  5. Complexity of Orchestration – In order to effectively manage resources in a containerized microservices environment you really need the assistance of an orchestration tool. Kubernetes seems to be the orchestration tool of choice for the time being and although it’s incredibly helpful it is very complex and has a steep learning curve. To make matters worse, if your orchestration tools break (they are just another application after all) then your once dynamic environment becomes completely static until you can repair the orchestration tool. Traditional APM tools either don’t monitor the orchestration layer at all or just provide high level KPI’s. Modern APM MUST understand the orchestration tool and let you know exactly what is malfunctioning at any given time. It must also accurately depict the end result of the orchestration engine deploying containers into the runtime. This is critical for ensuring that orchestration is properly configured and not running away with out of control container growth (a very expensive byproduct of improper configuration).

Wrapping it All Up

So why did I join Instana? There are many reasons but here are the major ones:

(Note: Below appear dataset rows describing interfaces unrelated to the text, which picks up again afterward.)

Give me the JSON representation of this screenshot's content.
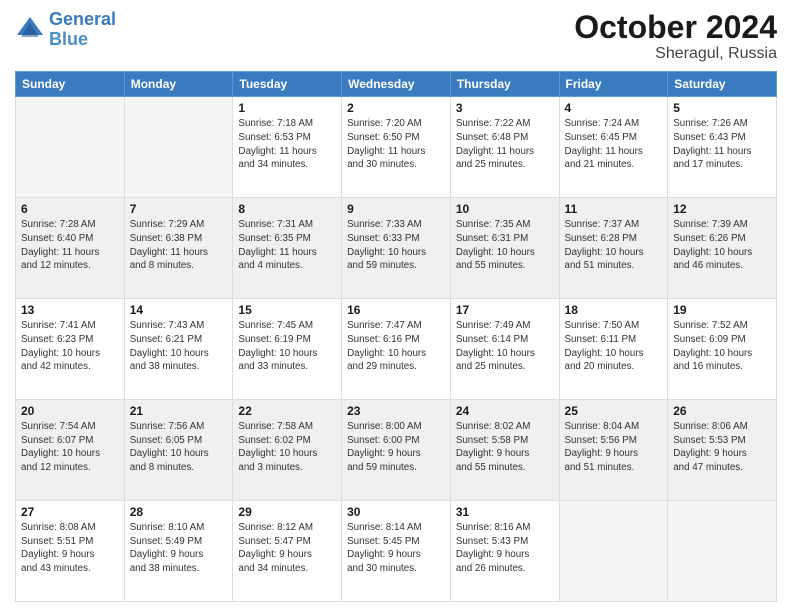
{
  "logo": {
    "line1": "General",
    "line2": "Blue"
  },
  "title": "October 2024",
  "location": "Sheragul, Russia",
  "days_header": [
    "Sunday",
    "Monday",
    "Tuesday",
    "Wednesday",
    "Thursday",
    "Friday",
    "Saturday"
  ],
  "weeks": [
    [
      {
        "day": "",
        "info": ""
      },
      {
        "day": "",
        "info": ""
      },
      {
        "day": "1",
        "info": "Sunrise: 7:18 AM\nSunset: 6:53 PM\nDaylight: 11 hours\nand 34 minutes."
      },
      {
        "day": "2",
        "info": "Sunrise: 7:20 AM\nSunset: 6:50 PM\nDaylight: 11 hours\nand 30 minutes."
      },
      {
        "day": "3",
        "info": "Sunrise: 7:22 AM\nSunset: 6:48 PM\nDaylight: 11 hours\nand 25 minutes."
      },
      {
        "day": "4",
        "info": "Sunrise: 7:24 AM\nSunset: 6:45 PM\nDaylight: 11 hours\nand 21 minutes."
      },
      {
        "day": "5",
        "info": "Sunrise: 7:26 AM\nSunset: 6:43 PM\nDaylight: 11 hours\nand 17 minutes."
      }
    ],
    [
      {
        "day": "6",
        "info": "Sunrise: 7:28 AM\nSunset: 6:40 PM\nDaylight: 11 hours\nand 12 minutes."
      },
      {
        "day": "7",
        "info": "Sunrise: 7:29 AM\nSunset: 6:38 PM\nDaylight: 11 hours\nand 8 minutes."
      },
      {
        "day": "8",
        "info": "Sunrise: 7:31 AM\nSunset: 6:35 PM\nDaylight: 11 hours\nand 4 minutes."
      },
      {
        "day": "9",
        "info": "Sunrise: 7:33 AM\nSunset: 6:33 PM\nDaylight: 10 hours\nand 59 minutes."
      },
      {
        "day": "10",
        "info": "Sunrise: 7:35 AM\nSunset: 6:31 PM\nDaylight: 10 hours\nand 55 minutes."
      },
      {
        "day": "11",
        "info": "Sunrise: 7:37 AM\nSunset: 6:28 PM\nDaylight: 10 hours\nand 51 minutes."
      },
      {
        "day": "12",
        "info": "Sunrise: 7:39 AM\nSunset: 6:26 PM\nDaylight: 10 hours\nand 46 minutes."
      }
    ],
    [
      {
        "day": "13",
        "info": "Sunrise: 7:41 AM\nSunset: 6:23 PM\nDaylight: 10 hours\nand 42 minutes."
      },
      {
        "day": "14",
        "info": "Sunrise: 7:43 AM\nSunset: 6:21 PM\nDaylight: 10 hours\nand 38 minutes."
      },
      {
        "day": "15",
        "info": "Sunrise: 7:45 AM\nSunset: 6:19 PM\nDaylight: 10 hours\nand 33 minutes."
      },
      {
        "day": "16",
        "info": "Sunrise: 7:47 AM\nSunset: 6:16 PM\nDaylight: 10 hours\nand 29 minutes."
      },
      {
        "day": "17",
        "info": "Sunrise: 7:49 AM\nSunset: 6:14 PM\nDaylight: 10 hours\nand 25 minutes."
      },
      {
        "day": "18",
        "info": "Sunrise: 7:50 AM\nSunset: 6:11 PM\nDaylight: 10 hours\nand 20 minutes."
      },
      {
        "day": "19",
        "info": "Sunrise: 7:52 AM\nSunset: 6:09 PM\nDaylight: 10 hours\nand 16 minutes."
      }
    ],
    [
      {
        "day": "20",
        "info": "Sunrise: 7:54 AM\nSunset: 6:07 PM\nDaylight: 10 hours\nand 12 minutes."
      },
      {
        "day": "21",
        "info": "Sunrise: 7:56 AM\nSunset: 6:05 PM\nDaylight: 10 hours\nand 8 minutes."
      },
      {
        "day": "22",
        "info": "Sunrise: 7:58 AM\nSunset: 6:02 PM\nDaylight: 10 hours\nand 3 minutes."
      },
      {
        "day": "23",
        "info": "Sunrise: 8:00 AM\nSunset: 6:00 PM\nDaylight: 9 hours\nand 59 minutes."
      },
      {
        "day": "24",
        "info": "Sunrise: 8:02 AM\nSunset: 5:58 PM\nDaylight: 9 hours\nand 55 minutes."
      },
      {
        "day": "25",
        "info": "Sunrise: 8:04 AM\nSunset: 5:56 PM\nDaylight: 9 hours\nand 51 minutes."
      },
      {
        "day": "26",
        "info": "Sunrise: 8:06 AM\nSunset: 5:53 PM\nDaylight: 9 hours\nand 47 minutes."
      }
    ],
    [
      {
        "day": "27",
        "info": "Sunrise: 8:08 AM\nSunset: 5:51 PM\nDaylight: 9 hours\nand 43 minutes."
      },
      {
        "day": "28",
        "info": "Sunrise: 8:10 AM\nSunset: 5:49 PM\nDaylight: 9 hours\nand 38 minutes."
      },
      {
        "day": "29",
        "info": "Sunrise: 8:12 AM\nSunset: 5:47 PM\nDaylight: 9 hours\nand 34 minutes."
      },
      {
        "day": "30",
        "info": "Sunrise: 8:14 AM\nSunset: 5:45 PM\nDaylight: 9 hours\nand 30 minutes."
      },
      {
        "day": "31",
        "info": "Sunrise: 8:16 AM\nSunset: 5:43 PM\nDaylight: 9 hours\nand 26 minutes."
      },
      {
        "day": "",
        "info": ""
      },
      {
        "day": "",
        "info": ""
      }
    ]
  ]
}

  • Instana has solved all of the problems outlined above and more. This was no easy task and it required the creation of brand new technologies that are the intellectual property of Instana. Nobody will solve all of these challenges just by cobbling together a bunch of open source big data tools. This gives Instana a major architectural competitive advantage.
  • Artificial Intelligence is vital to understanding the performance and quality of a massively complex microservices environment. Humans can’t keep up but machines don’t intrinsically possess the human knowledge to truly understand the root cause of problems. Instana embeds expert knowledge into our AI engine just like an IT veteran would impart knowledge on an inexperienced co-worker.
  • Successful companies are built around amazing people. Instana is loaded with exceptionally talented individuals, many of whom I had already worked with in the past. Great teams will accomplish great things together.

 

Ultimately success requires alignment of product with its intended market. You have to have the right product at the right time solving the right problems. It’s abundantly clear to me that we’ve entered the container age and Instana is in a great position to help companies through the associated management headaches. I’m thrilled to be part of this team and over the next few months I’ll share much more detail on the underlying technology and the value it brings to our customers.